A meta-analysis  included 14 studies reporting on 11 599 IUI cycles in patients with various types of subfertility and showed that the pregnancy rates increased from 8.4% to 15% with COS when multifollicular growth was achieved as compared to monofollicular stimulation, and the multiple pregnancy rates increased from 3.7% to 17% per conceived cycle. Compared with monofollicular growth, when stimulating two, three, and four follicles, the pregnancy rates increased by 5, 8, and 8%, while the risk of multiple pregnancies increased by 6, 14, and 10%, respectively. Those authors advocated that IUI with COS should not aim for more than two stimulated follicles; one stimulated follicle should be the goal if safety is the primary concern, whereas two follicles may be acceptable after careful patient counselling. Recently, data from another systematic review and meta-analysis  did not support the routine use of gonadotropins for ovarian stimulation in IUI for women with unexplained infertility, as the increased pregnancy rate is associated with a larger increased risk of multiple gestations.

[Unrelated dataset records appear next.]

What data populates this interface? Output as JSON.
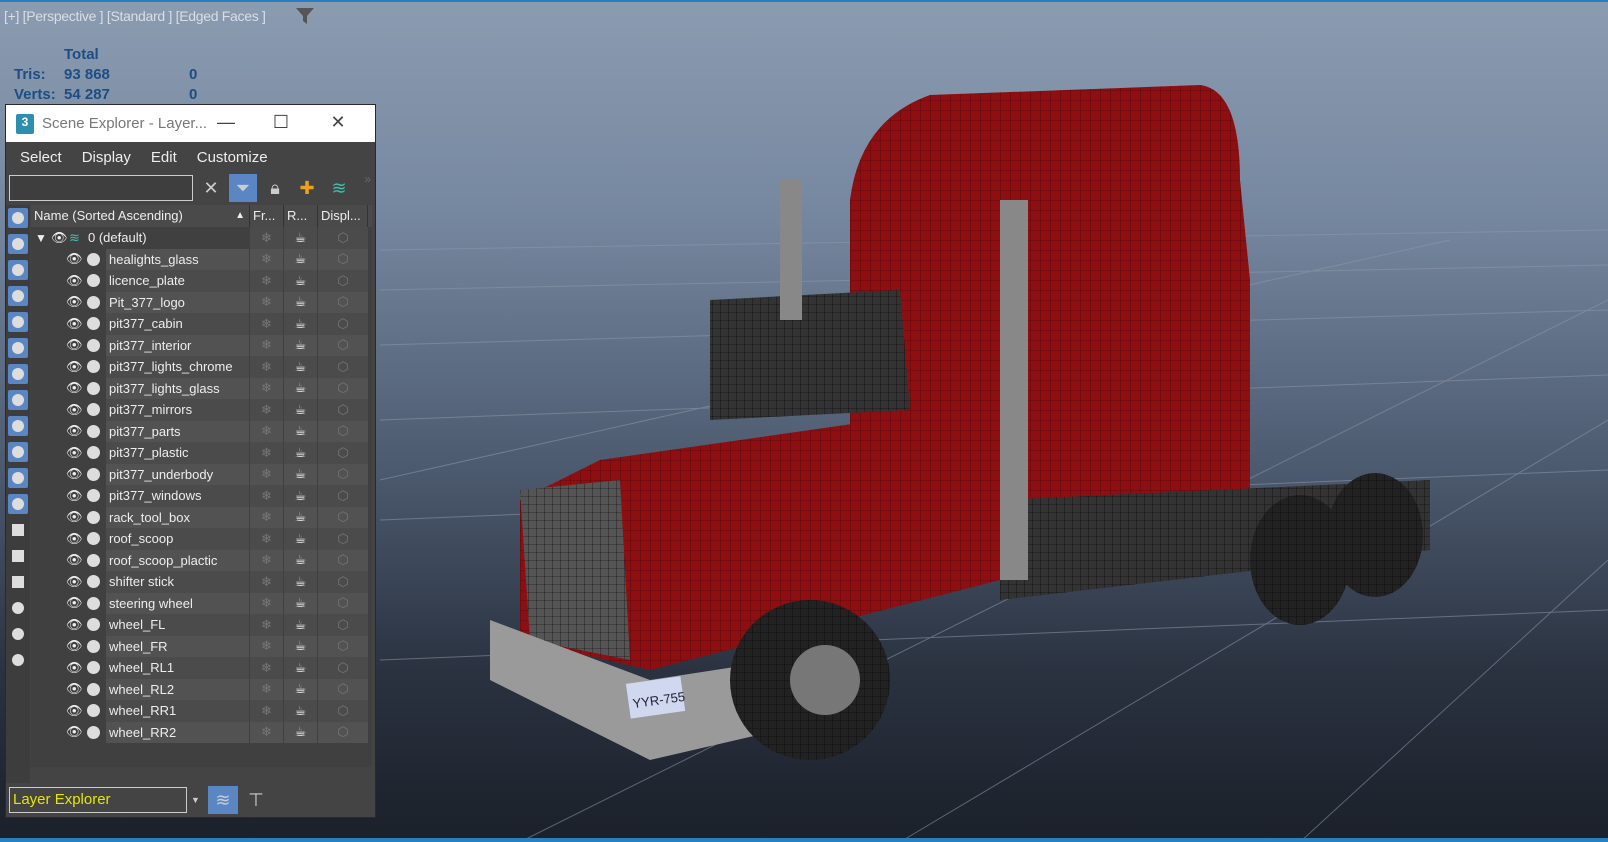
{
  "viewport": {
    "label": "[+] [Perspective ] [Standard ] [Edged Faces ]",
    "stats": {
      "header": "Total",
      "tris_label": "Tris:",
      "tris_value": "93 868",
      "tris_sel": "0",
      "verts_label": "Verts:",
      "verts_value": "54 287",
      "verts_sel": "0"
    },
    "plate_text": "YYR-755"
  },
  "panel": {
    "title": "Scene Explorer - Layer...",
    "app_icon": "3",
    "menu": [
      "Select",
      "Display",
      "Edit",
      "Customize"
    ],
    "search": {
      "value": "",
      "placeholder": ""
    },
    "columns": [
      "Name (Sorted Ascending)",
      "Fr...",
      "R...",
      "Displ..."
    ],
    "root_layer": "0 (default)",
    "layers": [
      "healights_glass",
      "licence_plate",
      "Pit_377_logo",
      "pit377_cabin",
      "pit377_interior",
      "pit377_lights_chrome",
      "pit377_lights_glass",
      "pit377_mirrors",
      "pit377_parts",
      "pit377_plastic",
      "pit377_underbody",
      "pit377_windows",
      "rack_tool_box",
      "roof_scoop",
      "roof_scoop_plactic",
      "shifter stick",
      "steering wheel",
      "wheel_FL",
      "wheel_FR",
      "wheel_RL1",
      "wheel_RL2",
      "wheel_RR1",
      "wheel_RR2"
    ],
    "explorer_mode": "Layer Explorer"
  },
  "colors": {
    "accent": "#5a87c4",
    "truck_red": "#8e0f12",
    "mode_text": "#e6e600"
  }
}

Additionally, Evans et al.  also reported that the mean clinical pregnancy rate per IUI ranged from 13.0% with one mature follicle to 19.6% with five mature follicles. The pregnancy rate increased modestly with the presence of each additional mature follicle (adjusted odds ratio: two follicles vs. one: 1.3, 95% CI 1.2–1.4; three follicles vs. one: 1.4, 95% CI 1.3–1.5; four follicles vs. one: 1.5, 95% CI 1.4–1.7; and five follicles vs. one: 1.6, 95% CI 1.4–1.9). However, a greater significantly increased risk of multiple pregnancies was seen with the presence of each additional mature follicle (adjusted odds ratio: two follicles vs. one: 3.5, 95% CI 2.7–4.4; three follicles vs. one: 5.6, 95% CI 4.4–7.1; four follicles vs. one: 7.2, 95% CI 5.6–9.4, and five follicles vs. one: 8.6, 95% CI 6.2–11.8). There was only a 1.9% increase in singleton pregnancies per IUI regardless of mature follicle number (from 12.4% with one follicle to 14.3% with five follicles).
Compared with singleton pregnancies, multiple pregnancies are associated with many pregnancy complications, which is unacceptable . Therefore, the aim of fertility treatment is shifting from focusing on the pregnancy rate to the birth of healthy singletons .
Our study had several limitations. First, the retrospective nature of our study might have led to potential inherent bias. In addition, we only included cycles in which IUI was performed. Cycles with more than three dominant follicles ≥16 mm were cancelled in all groups and were not included in this study. The data from these cycles may favour IUI with COS. Finally, the time span of this study was 10 years, which means the diagnostic criteria about male infertility changed, since the WHO manual (5th version) is widely used as a source of standard methodology for semen collection, analysis, and preparation. However, other elements of the IUI practice did not change. We also performed an analysis stratified for different criteria to eliminate the potential influence on the results as much as possible.